**What the task asks**
All of the entries below should be returned verbatim, apart from the pictures.

(Source data)
################

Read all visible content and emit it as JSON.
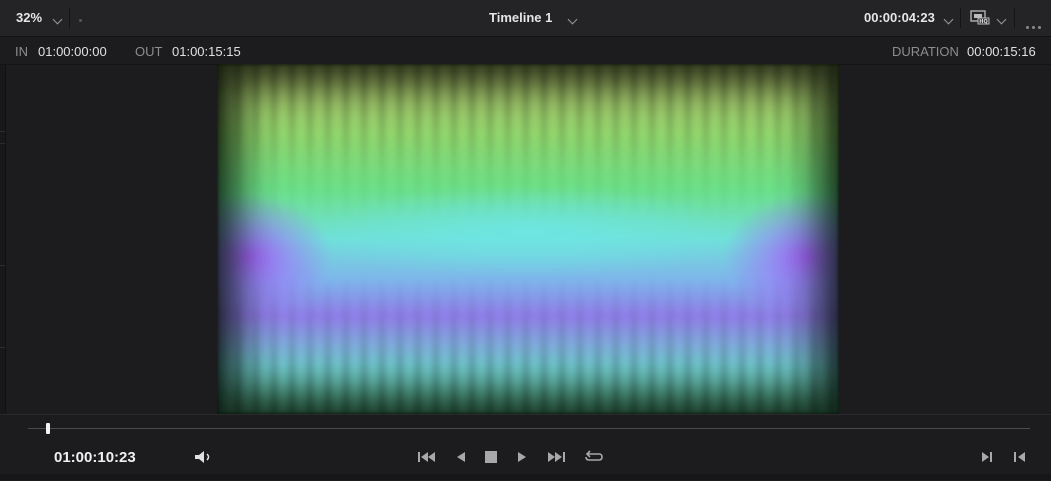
{
  "topbar": {
    "zoom": "32%",
    "timeline_title": "Timeline 1",
    "timecode": "00:00:04:23"
  },
  "inout": {
    "in_label": "IN",
    "in_value": "01:00:00:00",
    "out_label": "OUT",
    "out_value": "01:00:15:15",
    "duration_label": "DURATION",
    "duration_value": "00:00:15:16"
  },
  "transport": {
    "current_timecode": "01:00:10:23",
    "playhead_progress": 0.02,
    "buttons": [
      "jump-to-start",
      "play-reverse",
      "stop",
      "play",
      "jump-to-end",
      "loop"
    ],
    "right_buttons": [
      "next-clip",
      "previous-clip"
    ]
  },
  "colors": {
    "background": "#1c1c1e",
    "panel": "#242427",
    "text_primary": "#e6e6e6",
    "text_secondary": "#8d8d8d"
  }
}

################

**Solved problem**
Read all visible content and emit it as JSON.
{
  "topbar": {
    "zoom": "32%",
    "timeline_title": "Timeline 1",
    "timecode": "00:00:04:23"
  },
  "inout": {
    "in_label": "IN",
    "in_value": "01:00:00:00",
    "out_label": "OUT",
    "out_value": "01:00:15:15",
    "duration_label": "DURATION",
    "duration_value": "00:00:15:16"
  },
  "transport": {
    "current_timecode": "01:00:10:23",
    "playhead_progress": 0.02,
    "buttons": [
      "jump-to-start",
      "play-reverse",
      "stop",
      "play",
      "jump-to-end",
      "loop"
    ],
    "right_buttons": [
      "next-clip",
      "previous-clip"
    ]
  },
  "colors": {
    "background": "#1c1c1e",
    "panel": "#242427",
    "text_primary": "#e6e6e6",
    "text_secondary": "#8d8d8d"
  }
}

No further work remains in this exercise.